What you need to do: Produce an exact copy of the data below.

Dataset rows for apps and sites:
BEGIN
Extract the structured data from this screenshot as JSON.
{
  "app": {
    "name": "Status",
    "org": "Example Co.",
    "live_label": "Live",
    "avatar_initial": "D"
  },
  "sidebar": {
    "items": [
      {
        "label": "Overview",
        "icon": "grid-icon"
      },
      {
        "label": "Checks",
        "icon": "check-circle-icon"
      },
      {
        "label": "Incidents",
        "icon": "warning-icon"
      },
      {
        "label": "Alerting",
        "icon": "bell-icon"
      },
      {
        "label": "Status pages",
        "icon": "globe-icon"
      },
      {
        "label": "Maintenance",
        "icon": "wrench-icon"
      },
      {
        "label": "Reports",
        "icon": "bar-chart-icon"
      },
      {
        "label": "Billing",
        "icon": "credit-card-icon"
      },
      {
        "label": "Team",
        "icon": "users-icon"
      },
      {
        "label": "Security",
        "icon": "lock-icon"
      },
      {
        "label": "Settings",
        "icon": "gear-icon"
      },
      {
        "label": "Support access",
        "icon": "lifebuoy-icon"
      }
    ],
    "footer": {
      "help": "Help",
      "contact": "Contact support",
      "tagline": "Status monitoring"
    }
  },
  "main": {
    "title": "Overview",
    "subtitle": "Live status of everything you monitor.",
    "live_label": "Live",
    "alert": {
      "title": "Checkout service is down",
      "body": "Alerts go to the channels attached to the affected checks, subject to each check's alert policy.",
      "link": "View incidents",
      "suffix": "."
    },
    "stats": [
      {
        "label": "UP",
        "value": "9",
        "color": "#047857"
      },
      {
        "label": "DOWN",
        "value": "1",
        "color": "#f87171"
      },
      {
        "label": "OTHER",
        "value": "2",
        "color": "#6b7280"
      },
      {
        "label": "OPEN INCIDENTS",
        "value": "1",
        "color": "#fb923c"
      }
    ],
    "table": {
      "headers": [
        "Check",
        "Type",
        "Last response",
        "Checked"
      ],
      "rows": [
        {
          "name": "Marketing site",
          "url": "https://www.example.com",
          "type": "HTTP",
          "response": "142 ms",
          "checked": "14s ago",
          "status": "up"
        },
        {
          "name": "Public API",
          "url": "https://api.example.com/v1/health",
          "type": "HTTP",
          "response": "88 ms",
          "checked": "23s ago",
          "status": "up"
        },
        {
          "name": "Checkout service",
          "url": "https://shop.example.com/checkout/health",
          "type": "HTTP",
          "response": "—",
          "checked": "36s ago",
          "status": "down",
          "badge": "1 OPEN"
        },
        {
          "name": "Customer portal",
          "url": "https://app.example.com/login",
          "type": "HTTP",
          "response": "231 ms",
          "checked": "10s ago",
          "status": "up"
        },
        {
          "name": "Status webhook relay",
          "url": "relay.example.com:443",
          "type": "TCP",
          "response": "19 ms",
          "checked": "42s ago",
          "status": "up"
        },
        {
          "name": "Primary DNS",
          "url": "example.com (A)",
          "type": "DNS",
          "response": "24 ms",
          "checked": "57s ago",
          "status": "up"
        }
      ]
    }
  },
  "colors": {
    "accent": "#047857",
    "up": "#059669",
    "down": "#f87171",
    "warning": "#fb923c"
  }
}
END
Reply:
Extract the structured data from this screenshot as JSON.
{
  "app": {
    "name": "Status",
    "org": "Example Co.",
    "live_label": "Live",
    "avatar_initial": "D"
  },
  "sidebar": {
    "items": [
      {
        "label": "Overview",
        "icon": "grid-icon"
      },
      {
        "label": "Checks",
        "icon": "check-circle-icon"
      },
      {
        "label": "Incidents",
        "icon": "warning-icon"
      },
      {
        "label": "Alerting",
        "icon": "bell-icon"
      },
      {
        "label": "Status pages",
        "icon": "globe-icon"
      },
      {
        "label": "Maintenance",
        "icon": "wrench-icon"
      },
      {
        "label": "Reports",
        "icon": "bar-chart-icon"
      },
      {
        "label": "Billing",
        "icon": "credit-card-icon"
      },
      {
        "label": "Team",
        "icon": "users-icon"
      },
      {
        "label": "Security",
        "icon": "lock-icon"
      },
      {
        "label": "Settings",
        "icon": "gear-icon"
      },
      {
        "label": "Support access",
        "icon": "lifebuoy-icon"
      }
    ],
    "footer": {
      "help": "Help",
      "contact": "Contact support",
      "tagline": "Status monitoring"
    }
  },
  "main": {
    "title": "Overview",
    "subtitle": "Live status of everything you monitor.",
    "live_label": "Live",
    "alert": {
      "title": "Checkout service is down",
      "body": "Alerts go to the channels attached to the affected checks, subject to each check's alert policy.",
      "link": "View incidents",
      "suffix": "."
    },
    "stats": [
      {
        "label": "UP",
        "value": "9",
        "color": "#047857"
      },
      {
        "label": "DOWN",
        "value": "1",
        "color": "#f87171"
      },
      {
        "label": "OTHER",
        "value": "2",
        "color": "#6b7280"
      },
      {
        "label": "OPEN INCIDENTS",
        "value": "1",
        "color": "#fb923c"
      }
    ],
    "table": {
      "headers": [
        "Check",
        "Type",
        "Last response",
        "Checked"
      ],
      "rows": [
        {
          "name": "Marketing site",
          "url": "https://www.example.com",
          "type": "HTTP",
          "response": "142 ms",
          "checked": "14s ago",
          "status": "up"
        },
        {
          "name": "Public API",
          "url": "https://api.example.com/v1/health",
          "type": "HTTP",
          "response": "88 ms",
          "checked": "23s ago",
          "status": "up"
        },
        {
          "name": "Checkout service",
          "url": "https://shop.example.com/checkout/health",
          "type": "HTTP",
          "response": "—",
          "checked": "36s ago",
          "status": "down",
          "badge": "1 OPEN"
        },
        {
          "name": "Customer portal",
          "url": "https://app.example.com/login",
          "type": "HTTP",
          "response": "231 ms",
          "checked": "10s ago",
          "status": "up"
        },
        {
          "name": "Status webhook relay",
          "url": "relay.example.com:443",
          "type": "TCP",
          "response": "19 ms",
          "checked": "42s ago",
          "status": "up"
        },
        {
          "name": "Primary DNS",
          "url": "example.com (A)",
          "type": "DNS",
          "response": "24 ms",
          "checked": "57s ago",
          "status": "up"
        }
      ]
    }
  },
  "colors": {
    "accent": "#047857",
    "up": "#059669",
    "down": "#f87171",
    "warning": "#fb923c"
  }
}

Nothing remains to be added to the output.